Visa said 65 percent of the largest U.S. merchants (those processing six million or more Visa transactions annually, known as Level I) have validated compliance with the PCI DSS 1.1., up from 36 percent in December. The standard is set by the Wakefield, Mass.-based PCI Security Standards Council, whose membership includes the card associations Visa, MasterCard, and American Express.
Visa also said validation for the PCI security standard among midsize merchants (those processing one million to six million Visa transactions annually) has reached 43 percent as of Sept. 30, up from 15 percent in December. This Level II group is expected by Visa to validate compliance by Dec. 31. Level I and Level II merchants constitute two-thirds of Visa's transaction volumes, the company said.
Smaller merchants also are being encouraged to become compliant with PCI DSS, and a number say their banks and the card associations are contacting them with deadlines to achieve compliance, which may include a self-assessment audit or one performed by a PCI-qualified security assessor.
Visa in May announced requirements for U.S. acquiring banks to identify security risks among their smaller merchant customers and develop an educational program to raise awareness about PCI DSS. Since then, 100 percent of the merchant banks active with Visa have submitted plans, the company said.
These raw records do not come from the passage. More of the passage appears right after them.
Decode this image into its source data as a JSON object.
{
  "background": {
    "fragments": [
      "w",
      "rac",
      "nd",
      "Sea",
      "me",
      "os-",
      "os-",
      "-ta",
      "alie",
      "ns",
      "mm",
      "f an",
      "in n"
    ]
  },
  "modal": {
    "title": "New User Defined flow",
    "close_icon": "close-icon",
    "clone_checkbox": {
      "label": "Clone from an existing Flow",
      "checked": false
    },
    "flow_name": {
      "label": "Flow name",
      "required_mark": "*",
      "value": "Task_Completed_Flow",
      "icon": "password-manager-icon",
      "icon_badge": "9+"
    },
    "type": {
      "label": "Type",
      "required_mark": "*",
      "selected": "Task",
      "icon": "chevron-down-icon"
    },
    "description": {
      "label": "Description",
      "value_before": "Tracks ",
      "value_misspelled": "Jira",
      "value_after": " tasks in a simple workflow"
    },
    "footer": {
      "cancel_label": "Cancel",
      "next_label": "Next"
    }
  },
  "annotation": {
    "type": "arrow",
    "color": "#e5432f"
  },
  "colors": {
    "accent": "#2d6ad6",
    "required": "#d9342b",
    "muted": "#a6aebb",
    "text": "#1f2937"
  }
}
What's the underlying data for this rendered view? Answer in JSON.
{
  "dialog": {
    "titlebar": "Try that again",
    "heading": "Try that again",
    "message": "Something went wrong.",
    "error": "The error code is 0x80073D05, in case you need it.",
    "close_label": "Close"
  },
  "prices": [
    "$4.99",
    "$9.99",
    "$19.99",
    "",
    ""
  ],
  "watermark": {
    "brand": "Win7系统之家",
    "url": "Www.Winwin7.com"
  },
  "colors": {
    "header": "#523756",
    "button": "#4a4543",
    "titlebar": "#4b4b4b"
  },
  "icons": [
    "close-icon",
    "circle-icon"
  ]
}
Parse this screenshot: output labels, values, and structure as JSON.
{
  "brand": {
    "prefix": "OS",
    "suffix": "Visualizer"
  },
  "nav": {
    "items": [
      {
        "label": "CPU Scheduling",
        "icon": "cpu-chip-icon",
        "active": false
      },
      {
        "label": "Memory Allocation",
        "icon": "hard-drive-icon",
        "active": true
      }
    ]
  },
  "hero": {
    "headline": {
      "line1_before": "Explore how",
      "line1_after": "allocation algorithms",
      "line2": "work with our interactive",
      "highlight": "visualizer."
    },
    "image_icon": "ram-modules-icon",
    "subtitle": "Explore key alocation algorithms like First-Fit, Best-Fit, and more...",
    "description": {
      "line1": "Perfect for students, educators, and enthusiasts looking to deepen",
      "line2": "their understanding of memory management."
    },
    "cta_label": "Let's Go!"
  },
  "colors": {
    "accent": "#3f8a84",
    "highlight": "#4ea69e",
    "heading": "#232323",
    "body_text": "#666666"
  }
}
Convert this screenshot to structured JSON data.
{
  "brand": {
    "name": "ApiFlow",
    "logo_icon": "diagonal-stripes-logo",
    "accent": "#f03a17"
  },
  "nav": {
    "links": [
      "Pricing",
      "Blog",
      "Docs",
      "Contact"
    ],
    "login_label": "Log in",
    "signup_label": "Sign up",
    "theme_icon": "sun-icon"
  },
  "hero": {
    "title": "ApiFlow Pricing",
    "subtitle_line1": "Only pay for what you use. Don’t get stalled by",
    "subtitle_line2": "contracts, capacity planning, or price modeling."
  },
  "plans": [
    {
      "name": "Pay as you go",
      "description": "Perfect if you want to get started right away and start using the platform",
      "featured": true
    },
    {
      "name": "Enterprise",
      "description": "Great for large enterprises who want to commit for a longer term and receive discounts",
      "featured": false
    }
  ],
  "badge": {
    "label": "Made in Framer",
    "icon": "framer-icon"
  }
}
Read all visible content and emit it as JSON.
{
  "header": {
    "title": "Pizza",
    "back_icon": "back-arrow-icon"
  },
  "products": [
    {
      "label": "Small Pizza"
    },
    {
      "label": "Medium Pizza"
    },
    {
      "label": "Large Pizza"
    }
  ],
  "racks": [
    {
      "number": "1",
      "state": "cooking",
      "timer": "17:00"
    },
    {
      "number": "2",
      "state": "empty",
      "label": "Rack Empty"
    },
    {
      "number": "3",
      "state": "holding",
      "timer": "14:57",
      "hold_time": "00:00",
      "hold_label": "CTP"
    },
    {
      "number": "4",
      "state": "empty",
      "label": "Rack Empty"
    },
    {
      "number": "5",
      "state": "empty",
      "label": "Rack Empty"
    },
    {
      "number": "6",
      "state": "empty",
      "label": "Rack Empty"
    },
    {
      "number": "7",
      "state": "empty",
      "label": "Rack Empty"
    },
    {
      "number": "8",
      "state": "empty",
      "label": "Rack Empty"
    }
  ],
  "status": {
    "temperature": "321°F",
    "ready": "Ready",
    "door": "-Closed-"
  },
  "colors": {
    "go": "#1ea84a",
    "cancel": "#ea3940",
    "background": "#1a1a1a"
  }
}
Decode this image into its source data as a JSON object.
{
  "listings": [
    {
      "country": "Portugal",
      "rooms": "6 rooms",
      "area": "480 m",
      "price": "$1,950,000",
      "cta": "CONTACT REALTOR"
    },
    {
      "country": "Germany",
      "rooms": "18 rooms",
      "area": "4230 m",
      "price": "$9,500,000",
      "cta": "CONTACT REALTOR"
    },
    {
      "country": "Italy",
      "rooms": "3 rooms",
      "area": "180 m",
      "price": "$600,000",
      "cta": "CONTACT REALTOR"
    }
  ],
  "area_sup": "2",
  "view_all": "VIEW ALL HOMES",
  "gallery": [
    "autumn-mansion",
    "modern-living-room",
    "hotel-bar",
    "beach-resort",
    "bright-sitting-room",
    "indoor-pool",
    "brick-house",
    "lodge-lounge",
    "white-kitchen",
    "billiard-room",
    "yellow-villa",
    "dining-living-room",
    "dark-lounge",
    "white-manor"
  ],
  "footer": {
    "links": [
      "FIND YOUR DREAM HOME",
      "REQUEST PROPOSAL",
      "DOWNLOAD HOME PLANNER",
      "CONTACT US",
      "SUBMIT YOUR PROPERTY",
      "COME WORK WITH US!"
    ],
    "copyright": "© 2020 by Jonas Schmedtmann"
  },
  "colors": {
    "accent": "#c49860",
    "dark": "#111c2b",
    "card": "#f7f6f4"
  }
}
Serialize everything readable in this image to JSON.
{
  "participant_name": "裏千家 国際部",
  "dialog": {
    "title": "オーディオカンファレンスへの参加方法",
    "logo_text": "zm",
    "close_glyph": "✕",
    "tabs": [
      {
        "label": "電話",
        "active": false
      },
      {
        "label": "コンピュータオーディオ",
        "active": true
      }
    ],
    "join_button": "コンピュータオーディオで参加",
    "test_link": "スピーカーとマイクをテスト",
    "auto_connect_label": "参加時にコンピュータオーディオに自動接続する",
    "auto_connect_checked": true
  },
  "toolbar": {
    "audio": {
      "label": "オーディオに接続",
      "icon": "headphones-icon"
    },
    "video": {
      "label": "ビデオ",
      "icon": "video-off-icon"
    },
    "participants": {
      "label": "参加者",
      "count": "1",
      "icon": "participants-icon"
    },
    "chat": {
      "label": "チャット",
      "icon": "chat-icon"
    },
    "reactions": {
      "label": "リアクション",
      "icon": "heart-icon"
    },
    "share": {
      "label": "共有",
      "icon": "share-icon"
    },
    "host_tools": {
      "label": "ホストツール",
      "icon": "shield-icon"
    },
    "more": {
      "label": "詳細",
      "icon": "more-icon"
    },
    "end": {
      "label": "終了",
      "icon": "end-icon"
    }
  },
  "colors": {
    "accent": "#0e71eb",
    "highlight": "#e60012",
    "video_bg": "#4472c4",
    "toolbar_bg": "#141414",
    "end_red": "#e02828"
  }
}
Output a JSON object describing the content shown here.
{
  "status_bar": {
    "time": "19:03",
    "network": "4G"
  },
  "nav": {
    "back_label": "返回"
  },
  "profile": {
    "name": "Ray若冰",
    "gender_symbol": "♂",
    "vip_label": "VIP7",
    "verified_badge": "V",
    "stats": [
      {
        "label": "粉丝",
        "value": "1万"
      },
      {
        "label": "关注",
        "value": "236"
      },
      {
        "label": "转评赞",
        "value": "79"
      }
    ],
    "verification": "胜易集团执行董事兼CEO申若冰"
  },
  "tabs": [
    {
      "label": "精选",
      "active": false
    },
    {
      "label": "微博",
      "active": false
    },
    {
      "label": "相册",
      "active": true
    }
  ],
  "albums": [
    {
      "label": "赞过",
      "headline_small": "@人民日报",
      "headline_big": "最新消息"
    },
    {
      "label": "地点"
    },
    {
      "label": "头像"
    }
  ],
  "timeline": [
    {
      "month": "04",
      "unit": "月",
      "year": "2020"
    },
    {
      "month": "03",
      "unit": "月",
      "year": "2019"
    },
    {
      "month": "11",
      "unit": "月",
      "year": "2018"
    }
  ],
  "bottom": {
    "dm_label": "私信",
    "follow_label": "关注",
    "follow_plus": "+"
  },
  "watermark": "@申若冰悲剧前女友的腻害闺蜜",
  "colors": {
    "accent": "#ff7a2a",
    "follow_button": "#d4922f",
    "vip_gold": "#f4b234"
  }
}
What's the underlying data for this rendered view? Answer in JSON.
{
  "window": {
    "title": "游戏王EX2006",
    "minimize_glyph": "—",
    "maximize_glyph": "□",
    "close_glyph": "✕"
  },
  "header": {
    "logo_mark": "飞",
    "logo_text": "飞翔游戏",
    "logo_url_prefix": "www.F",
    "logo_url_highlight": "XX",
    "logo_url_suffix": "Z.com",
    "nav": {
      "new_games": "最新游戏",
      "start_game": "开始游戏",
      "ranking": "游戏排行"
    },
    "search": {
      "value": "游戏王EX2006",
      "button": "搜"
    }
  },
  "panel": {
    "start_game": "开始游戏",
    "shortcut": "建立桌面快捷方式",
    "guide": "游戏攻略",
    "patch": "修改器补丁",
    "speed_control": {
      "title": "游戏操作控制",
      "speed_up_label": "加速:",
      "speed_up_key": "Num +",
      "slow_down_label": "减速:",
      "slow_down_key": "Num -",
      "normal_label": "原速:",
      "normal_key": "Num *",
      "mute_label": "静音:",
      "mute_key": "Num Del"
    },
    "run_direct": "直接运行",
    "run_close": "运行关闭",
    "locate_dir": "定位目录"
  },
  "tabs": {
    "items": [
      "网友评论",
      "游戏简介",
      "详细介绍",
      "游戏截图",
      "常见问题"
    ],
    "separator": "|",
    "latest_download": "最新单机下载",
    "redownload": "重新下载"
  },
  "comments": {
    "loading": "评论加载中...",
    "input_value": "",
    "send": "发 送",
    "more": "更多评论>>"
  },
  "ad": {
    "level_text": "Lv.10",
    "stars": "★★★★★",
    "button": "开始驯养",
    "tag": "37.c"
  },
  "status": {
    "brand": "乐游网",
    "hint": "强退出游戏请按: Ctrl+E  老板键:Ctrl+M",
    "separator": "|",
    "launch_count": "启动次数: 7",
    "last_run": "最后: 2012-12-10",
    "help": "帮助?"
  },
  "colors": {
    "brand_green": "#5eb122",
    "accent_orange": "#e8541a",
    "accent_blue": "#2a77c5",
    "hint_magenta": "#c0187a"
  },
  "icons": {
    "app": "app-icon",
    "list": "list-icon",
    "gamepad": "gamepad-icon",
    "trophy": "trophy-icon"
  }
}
The PCI Security Standards Council is updating DSS for new requirements likely to pertain for next year, although debate about it is ongoing. Plans are expected to be finalized in the coming months.